>>>>>

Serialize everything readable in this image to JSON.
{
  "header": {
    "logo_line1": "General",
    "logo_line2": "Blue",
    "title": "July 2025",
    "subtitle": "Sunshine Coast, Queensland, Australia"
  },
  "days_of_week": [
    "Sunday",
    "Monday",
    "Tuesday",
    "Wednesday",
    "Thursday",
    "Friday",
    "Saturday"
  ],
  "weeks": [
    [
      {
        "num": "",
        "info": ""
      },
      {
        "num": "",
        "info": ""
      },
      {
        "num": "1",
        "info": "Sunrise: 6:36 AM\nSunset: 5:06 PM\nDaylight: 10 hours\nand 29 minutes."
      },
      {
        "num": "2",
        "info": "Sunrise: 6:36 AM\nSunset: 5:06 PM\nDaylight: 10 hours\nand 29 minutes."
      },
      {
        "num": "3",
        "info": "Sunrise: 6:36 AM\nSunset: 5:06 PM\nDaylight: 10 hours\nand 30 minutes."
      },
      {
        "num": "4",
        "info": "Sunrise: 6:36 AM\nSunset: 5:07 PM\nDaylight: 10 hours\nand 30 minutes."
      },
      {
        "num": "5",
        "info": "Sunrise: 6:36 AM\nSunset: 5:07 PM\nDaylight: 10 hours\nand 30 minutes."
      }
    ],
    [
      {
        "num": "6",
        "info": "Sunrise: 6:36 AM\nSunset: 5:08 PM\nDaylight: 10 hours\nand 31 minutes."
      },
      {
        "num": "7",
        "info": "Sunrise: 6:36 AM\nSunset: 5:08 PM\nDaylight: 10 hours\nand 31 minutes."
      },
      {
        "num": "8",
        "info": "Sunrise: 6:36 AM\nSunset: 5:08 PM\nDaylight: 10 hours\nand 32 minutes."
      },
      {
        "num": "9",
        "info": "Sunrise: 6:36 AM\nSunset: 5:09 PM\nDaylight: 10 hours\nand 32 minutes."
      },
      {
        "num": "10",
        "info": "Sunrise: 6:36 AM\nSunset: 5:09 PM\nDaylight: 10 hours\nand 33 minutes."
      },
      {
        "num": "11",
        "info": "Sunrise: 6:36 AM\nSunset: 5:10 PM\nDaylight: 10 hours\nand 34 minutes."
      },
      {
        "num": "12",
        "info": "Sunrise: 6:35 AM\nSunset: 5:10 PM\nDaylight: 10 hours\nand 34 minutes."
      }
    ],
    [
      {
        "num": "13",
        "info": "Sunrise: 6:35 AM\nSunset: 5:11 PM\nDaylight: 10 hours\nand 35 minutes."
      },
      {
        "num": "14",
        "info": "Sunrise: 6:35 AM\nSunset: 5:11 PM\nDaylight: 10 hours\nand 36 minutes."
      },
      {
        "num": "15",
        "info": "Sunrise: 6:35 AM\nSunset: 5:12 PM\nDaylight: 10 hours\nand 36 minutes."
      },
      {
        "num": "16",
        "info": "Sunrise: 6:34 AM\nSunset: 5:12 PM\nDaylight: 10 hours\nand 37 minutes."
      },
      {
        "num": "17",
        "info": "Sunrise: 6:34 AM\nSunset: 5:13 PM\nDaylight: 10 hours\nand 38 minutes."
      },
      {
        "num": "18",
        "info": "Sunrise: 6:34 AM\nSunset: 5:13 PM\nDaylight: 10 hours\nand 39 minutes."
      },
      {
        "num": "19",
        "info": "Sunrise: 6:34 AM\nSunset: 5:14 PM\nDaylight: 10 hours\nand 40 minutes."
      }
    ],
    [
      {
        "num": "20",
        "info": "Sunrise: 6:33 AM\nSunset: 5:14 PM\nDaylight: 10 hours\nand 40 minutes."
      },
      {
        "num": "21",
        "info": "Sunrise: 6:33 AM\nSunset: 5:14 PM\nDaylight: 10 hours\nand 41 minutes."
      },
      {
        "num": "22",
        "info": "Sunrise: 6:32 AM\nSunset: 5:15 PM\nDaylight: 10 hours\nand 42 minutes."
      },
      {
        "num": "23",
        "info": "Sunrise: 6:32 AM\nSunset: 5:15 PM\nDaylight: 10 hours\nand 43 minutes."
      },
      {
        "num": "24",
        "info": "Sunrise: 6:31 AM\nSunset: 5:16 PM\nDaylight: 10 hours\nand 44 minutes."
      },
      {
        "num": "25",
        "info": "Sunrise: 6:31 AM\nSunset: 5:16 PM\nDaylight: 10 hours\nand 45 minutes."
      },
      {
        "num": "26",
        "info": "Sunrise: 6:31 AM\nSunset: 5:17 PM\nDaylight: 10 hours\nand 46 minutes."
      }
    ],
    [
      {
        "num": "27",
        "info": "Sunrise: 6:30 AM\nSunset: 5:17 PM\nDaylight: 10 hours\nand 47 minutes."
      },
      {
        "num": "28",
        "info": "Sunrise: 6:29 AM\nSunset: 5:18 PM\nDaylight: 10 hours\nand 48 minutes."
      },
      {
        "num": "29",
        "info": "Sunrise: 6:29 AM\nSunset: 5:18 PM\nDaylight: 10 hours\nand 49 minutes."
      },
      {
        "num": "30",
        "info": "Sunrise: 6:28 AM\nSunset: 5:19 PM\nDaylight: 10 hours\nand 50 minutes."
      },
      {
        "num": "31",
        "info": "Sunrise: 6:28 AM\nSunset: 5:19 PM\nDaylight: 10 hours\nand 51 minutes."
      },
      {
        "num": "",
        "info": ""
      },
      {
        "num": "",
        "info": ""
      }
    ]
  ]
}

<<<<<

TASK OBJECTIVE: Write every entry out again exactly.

SOLUTION FOR THIS PROBLEM:
Serialize everything readable in this image to JSON.
{
  "header": {
    "logo_line1": "General",
    "logo_line2": "Blue",
    "title": "July 2025",
    "subtitle": "Sunshine Coast, Queensland, Australia"
  },
  "days_of_week": [
    "Sunday",
    "Monday",
    "Tuesday",
    "Wednesday",
    "Thursday",
    "Friday",
    "Saturday"
  ],
  "weeks": [
    [
      {
        "num": "",
        "info": ""
      },
      {
        "num": "",
        "info": ""
      },
      {
        "num": "1",
        "info": "Sunrise: 6:36 AM\nSunset: 5:06 PM\nDaylight: 10 hours\nand 29 minutes."
      },
      {
        "num": "2",
        "info": "Sunrise: 6:36 AM\nSunset: 5:06 PM\nDaylight: 10 hours\nand 29 minutes."
      },
      {
        "num": "3",
        "info": "Sunrise: 6:36 AM\nSunset: 5:06 PM\nDaylight: 10 hours\nand 30 minutes."
      },
      {
        "num": "4",
        "info": "Sunrise: 6:36 AM\nSunset: 5:07 PM\nDaylight: 10 hours\nand 30 minutes."
      },
      {
        "num": "5",
        "info": "Sunrise: 6:36 AM\nSunset: 5:07 PM\nDaylight: 10 hours\nand 30 minutes."
      }
    ],
    [
      {
        "num": "6",
        "info": "Sunrise: 6:36 AM\nSunset: 5:08 PM\nDaylight: 10 hours\nand 31 minutes."
      },
      {
        "num": "7",
        "info": "Sunrise: 6:36 AM\nSunset: 5:08 PM\nDaylight: 10 hours\nand 31 minutes."
      },
      {
        "num": "8",
        "info": "Sunrise: 6:36 AM\nSunset: 5:08 PM\nDaylight: 10 hours\nand 32 minutes."
      },
      {
        "num": "9",
        "info": "Sunrise: 6:36 AM\nSunset: 5:09 PM\nDaylight: 10 hours\nand 32 minutes."
      },
      {
        "num": "10",
        "info": "Sunrise: 6:36 AM\nSunset: 5:09 PM\nDaylight: 10 hours\nand 33 minutes."
      },
      {
        "num": "11",
        "info": "Sunrise: 6:36 AM\nSunset: 5:10 PM\nDaylight: 10 hours\nand 34 minutes."
      },
      {
        "num": "12",
        "info": "Sunrise: 6:35 AM\nSunset: 5:10 PM\nDaylight: 10 hours\nand 34 minutes."
      }
    ],
    [
      {
        "num": "13",
        "info": "Sunrise: 6:35 AM\nSunset: 5:11 PM\nDaylight: 10 hours\nand 35 minutes."
      },
      {
        "num": "14",
        "info": "Sunrise: 6:35 AM\nSunset: 5:11 PM\nDaylight: 10 hours\nand 36 minutes."
      },
      {
        "num": "15",
        "info": "Sunrise: 6:35 AM\nSunset: 5:12 PM\nDaylight: 10 hours\nand 36 minutes."
      },
      {
        "num": "16",
        "info": "Sunrise: 6:34 AM\nSunset: 5:12 PM\nDaylight: 10 hours\nand 37 minutes."
      },
      {
        "num": "17",
        "info": "Sunrise: 6:34 AM\nSunset: 5:13 PM\nDaylight: 10 hours\nand 38 minutes."
      },
      {
        "num": "18",
        "info": "Sunrise: 6:34 AM\nSunset: 5:13 PM\nDaylight: 10 hours\nand 39 minutes."
      },
      {
        "num": "19",
        "info": "Sunrise: 6:34 AM\nSunset: 5:14 PM\nDaylight: 10 hours\nand 40 minutes."
      }
    ],
    [
      {
        "num": "20",
        "info": "Sunrise: 6:33 AM\nSunset: 5:14 PM\nDaylight: 10 hours\nand 40 minutes."
      },
      {
        "num": "21",
        "info": "Sunrise: 6:33 AM\nSunset: 5:14 PM\nDaylight: 10 hours\nand 41 minutes."
      },
      {
        "num": "22",
        "info": "Sunrise: 6:32 AM\nSunset: 5:15 PM\nDaylight: 10 hours\nand 42 minutes."
      },
      {
        "num": "23",
        "info": "Sunrise: 6:32 AM\nSunset: 5:15 PM\nDaylight: 10 hours\nand 43 minutes."
      },
      {
        "num": "24",
        "info": "Sunrise: 6:31 AM\nSunset: 5:16 PM\nDaylight: 10 hours\nand 44 minutes."
      },
      {
        "num": "25",
        "info": "Sunrise: 6:31 AM\nSunset: 5:16 PM\nDaylight: 10 hours\nand 45 minutes."
      },
      {
        "num": "26",
        "info": "Sunrise: 6:31 AM\nSunset: 5:17 PM\nDaylight: 10 hours\nand 46 minutes."
      }
    ],
    [
      {
        "num": "27",
        "info": "Sunrise: 6:30 AM\nSunset: 5:17 PM\nDaylight: 10 hours\nand 47 minutes."
      },
      {
        "num": "28",
        "info": "Sunrise: 6:29 AM\nSunset: 5:18 PM\nDaylight: 10 hours\nand 48 minutes."
      },
      {
        "num": "29",
        "info": "Sunrise: 6:29 AM\nSunset: 5:18 PM\nDaylight: 10 hours\nand 49 minutes."
      },
      {
        "num": "30",
        "info": "Sunrise: 6:28 AM\nSunset: 5:19 PM\nDaylight: 10 hours\nand 50 minutes."
      },
      {
        "num": "31",
        "info": "Sunrise: 6:28 AM\nSunset: 5:19 PM\nDaylight: 10 hours\nand 51 minutes."
      },
      {
        "num": "",
        "info": ""
      },
      {
        "num": "",
        "info": ""
      }
    ]
  ]
}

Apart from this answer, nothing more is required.